▶ **WHAT NEEDS TO BE DONE**
All records that follow are to be restated exactly.

╭─ DATASET CONTENT

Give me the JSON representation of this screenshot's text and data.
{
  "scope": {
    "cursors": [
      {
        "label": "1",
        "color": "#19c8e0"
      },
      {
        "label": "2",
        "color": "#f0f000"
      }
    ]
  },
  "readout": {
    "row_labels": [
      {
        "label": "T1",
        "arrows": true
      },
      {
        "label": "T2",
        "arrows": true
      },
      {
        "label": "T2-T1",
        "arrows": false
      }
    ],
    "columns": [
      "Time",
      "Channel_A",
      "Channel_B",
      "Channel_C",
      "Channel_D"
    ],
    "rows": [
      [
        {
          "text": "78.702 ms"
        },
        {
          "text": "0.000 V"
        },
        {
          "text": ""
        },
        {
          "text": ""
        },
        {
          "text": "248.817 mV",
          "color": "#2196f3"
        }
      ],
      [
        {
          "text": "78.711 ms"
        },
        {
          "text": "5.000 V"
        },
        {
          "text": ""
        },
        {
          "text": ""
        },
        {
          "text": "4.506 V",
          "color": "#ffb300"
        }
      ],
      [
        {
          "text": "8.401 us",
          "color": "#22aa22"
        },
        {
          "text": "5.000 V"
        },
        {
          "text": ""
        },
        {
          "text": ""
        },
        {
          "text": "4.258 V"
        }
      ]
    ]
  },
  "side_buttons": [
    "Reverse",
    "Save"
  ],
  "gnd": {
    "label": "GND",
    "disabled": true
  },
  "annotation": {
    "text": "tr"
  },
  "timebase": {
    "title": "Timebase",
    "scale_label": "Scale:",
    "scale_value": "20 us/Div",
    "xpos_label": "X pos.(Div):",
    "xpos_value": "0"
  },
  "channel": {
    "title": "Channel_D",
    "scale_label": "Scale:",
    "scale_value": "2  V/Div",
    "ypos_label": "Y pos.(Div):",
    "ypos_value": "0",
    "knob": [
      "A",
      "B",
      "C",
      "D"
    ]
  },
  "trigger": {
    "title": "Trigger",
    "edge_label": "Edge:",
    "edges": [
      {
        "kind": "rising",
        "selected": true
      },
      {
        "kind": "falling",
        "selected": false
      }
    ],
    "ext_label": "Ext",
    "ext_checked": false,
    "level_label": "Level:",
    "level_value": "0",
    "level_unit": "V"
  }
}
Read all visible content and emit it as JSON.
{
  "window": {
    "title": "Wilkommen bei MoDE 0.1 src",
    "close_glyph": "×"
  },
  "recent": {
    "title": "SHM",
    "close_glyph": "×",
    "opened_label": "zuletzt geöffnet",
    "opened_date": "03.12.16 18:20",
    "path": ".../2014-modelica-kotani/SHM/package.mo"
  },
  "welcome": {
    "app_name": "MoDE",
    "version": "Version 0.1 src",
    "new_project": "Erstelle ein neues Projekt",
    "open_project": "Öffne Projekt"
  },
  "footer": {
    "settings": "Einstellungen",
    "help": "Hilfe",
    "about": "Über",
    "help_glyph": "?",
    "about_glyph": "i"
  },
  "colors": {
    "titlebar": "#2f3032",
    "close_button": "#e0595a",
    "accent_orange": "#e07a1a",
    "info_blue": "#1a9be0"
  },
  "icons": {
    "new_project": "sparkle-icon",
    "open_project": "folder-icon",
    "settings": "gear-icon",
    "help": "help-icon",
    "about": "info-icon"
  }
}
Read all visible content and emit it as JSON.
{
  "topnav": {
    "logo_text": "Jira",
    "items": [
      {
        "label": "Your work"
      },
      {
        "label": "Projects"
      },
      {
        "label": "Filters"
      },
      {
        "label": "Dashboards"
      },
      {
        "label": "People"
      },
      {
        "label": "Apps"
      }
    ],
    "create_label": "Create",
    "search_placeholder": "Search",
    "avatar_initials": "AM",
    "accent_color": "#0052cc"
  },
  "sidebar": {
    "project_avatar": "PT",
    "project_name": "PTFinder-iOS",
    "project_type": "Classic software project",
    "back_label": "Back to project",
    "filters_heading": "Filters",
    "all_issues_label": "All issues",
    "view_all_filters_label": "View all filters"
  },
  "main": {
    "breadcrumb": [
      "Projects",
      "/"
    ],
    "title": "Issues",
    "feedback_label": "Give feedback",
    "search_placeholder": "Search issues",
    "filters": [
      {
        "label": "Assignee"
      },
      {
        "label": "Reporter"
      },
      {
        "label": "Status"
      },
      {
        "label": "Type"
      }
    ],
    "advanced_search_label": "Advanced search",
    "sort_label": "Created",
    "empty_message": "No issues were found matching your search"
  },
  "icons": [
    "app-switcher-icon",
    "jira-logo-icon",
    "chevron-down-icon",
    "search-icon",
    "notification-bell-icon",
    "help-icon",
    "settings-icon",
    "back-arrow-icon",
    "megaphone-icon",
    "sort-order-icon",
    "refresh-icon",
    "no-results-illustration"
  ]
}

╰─

▶ **RESULT FOR THIS TASK**
Give me the JSON representation of this screenshot's text and data.
{
  "scope": {
    "cursors": [
      {
        "label": "1",
        "color": "#19c8e0"
      },
      {
        "label": "2",
        "color": "#f0f000"
      }
    ]
  },
  "readout": {
    "row_labels": [
      {
        "label": "T1",
        "arrows": true
      },
      {
        "label": "T2",
        "arrows": true
      },
      {
        "label": "T2-T1",
        "arrows": false
      }
    ],
    "columns": [
      "Time",
      "Channel_A",
      "Channel_B",
      "Channel_C",
      "Channel_D"
    ],
    "rows": [
      [
        {
          "text": "78.702 ms"
        },
        {
          "text": "0.000 V"
        },
        {
          "text": ""
        },
        {
          "text": ""
        },
        {
          "text": "248.817 mV",
          "color": "#2196f3"
        }
      ],
      [
        {
          "text": "78.711 ms"
        },
        {
          "text": "5.000 V"
        },
        {
          "text": ""
        },
        {
          "text": ""
        },
        {
          "text": "4.506 V",
          "color": "#ffb300"
        }
      ],
      [
        {
          "text": "8.401 us",
          "color": "#22aa22"
        },
        {
          "text": "5.000 V"
        },
        {
          "text": ""
        },
        {
          "text": ""
        },
        {
          "text": "4.258 V"
        }
      ]
    ]
  },
  "side_buttons": [
    "Reverse",
    "Save"
  ],
  "gnd": {
    "label": "GND",
    "disabled": true
  },
  "annotation": {
    "text": "tr"
  },
  "timebase": {
    "title": "Timebase",
    "scale_label": "Scale:",
    "scale_value": "20 us/Div",
    "xpos_label": "X pos.(Div):",
    "xpos_value": "0"
  },
  "channel": {
    "title": "Channel_D",
    "scale_label": "Scale:",
    "scale_value": "2  V/Div",
    "ypos_label": "Y pos.(Div):",
    "ypos_value": "0",
    "knob": [
      "A",
      "B",
      "C",
      "D"
    ]
  },
  "trigger": {
    "title": "Trigger",
    "edge_label": "Edge:",
    "edges": [
      {
        "kind": "rising",
        "selected": true
      },
      {
        "kind": "falling",
        "selected": false
      }
    ],
    "ext_label": "Ext",
    "ext_checked": false,
    "level_label": "Level:",
    "level_value": "0",
    "level_unit": "V"
  }
}
Read all visible content and emit it as JSON.
{
  "window": {
    "title": "Wilkommen bei MoDE 0.1 src",
    "close_glyph": "×"
  },
  "recent": {
    "title": "SHM",
    "close_glyph": "×",
    "opened_label": "zuletzt geöffnet",
    "opened_date": "03.12.16 18:20",
    "path": ".../2014-modelica-kotani/SHM/package.mo"
  },
  "welcome": {
    "app_name": "MoDE",
    "version": "Version 0.1 src",
    "new_project": "Erstelle ein neues Projekt",
    "open_project": "Öffne Projekt"
  },
  "footer": {
    "settings": "Einstellungen",
    "help": "Hilfe",
    "about": "Über",
    "help_glyph": "?",
    "about_glyph": "i"
  },
  "colors": {
    "titlebar": "#2f3032",
    "close_button": "#e0595a",
    "accent_orange": "#e07a1a",
    "info_blue": "#1a9be0"
  },
  "icons": {
    "new_project": "sparkle-icon",
    "open_project": "folder-icon",
    "settings": "gear-icon",
    "help": "help-icon",
    "about": "info-icon"
  }
}
Read all visible content and emit it as JSON.
{
  "topnav": {
    "logo_text": "Jira",
    "items": [
      {
        "label": "Your work"
      },
      {
        "label": "Projects"
      },
      {
        "label": "Filters"
      },
      {
        "label": "Dashboards"
      },
      {
        "label": "People"
      },
      {
        "label": "Apps"
      }
    ],
    "create_label": "Create",
    "search_placeholder": "Search",
    "avatar_initials": "AM",
    "accent_color": "#0052cc"
  },
  "sidebar": {
    "project_avatar": "PT",
    "project_name": "PTFinder-iOS",
    "project_type": "Classic software project",
    "back_label": "Back to project",
    "filters_heading": "Filters",
    "all_issues_label": "All issues",
    "view_all_filters_label": "View all filters"
  },
  "main": {
    "breadcrumb": [
      "Projects",
      "/"
    ],
    "title": "Issues",
    "feedback_label": "Give feedback",
    "search_placeholder": "Search issues",
    "filters": [
      {
        "label": "Assignee"
      },
      {
        "label": "Reporter"
      },
      {
        "label": "Status"
      },
      {
        "label": "Type"
      }
    ],
    "advanced_search_label": "Advanced search",
    "sort_label": "Created",
    "empty_message": "No issues were found matching your search"
  },
  "icons": [
    "app-switcher-icon",
    "jira-logo-icon",
    "chevron-down-icon",
    "search-icon",
    "notification-bell-icon",
    "help-icon",
    "settings-icon",
    "back-arrow-icon",
    "megaphone-icon",
    "sort-order-icon",
    "refresh-icon",
    "no-results-illustration"
  ]
}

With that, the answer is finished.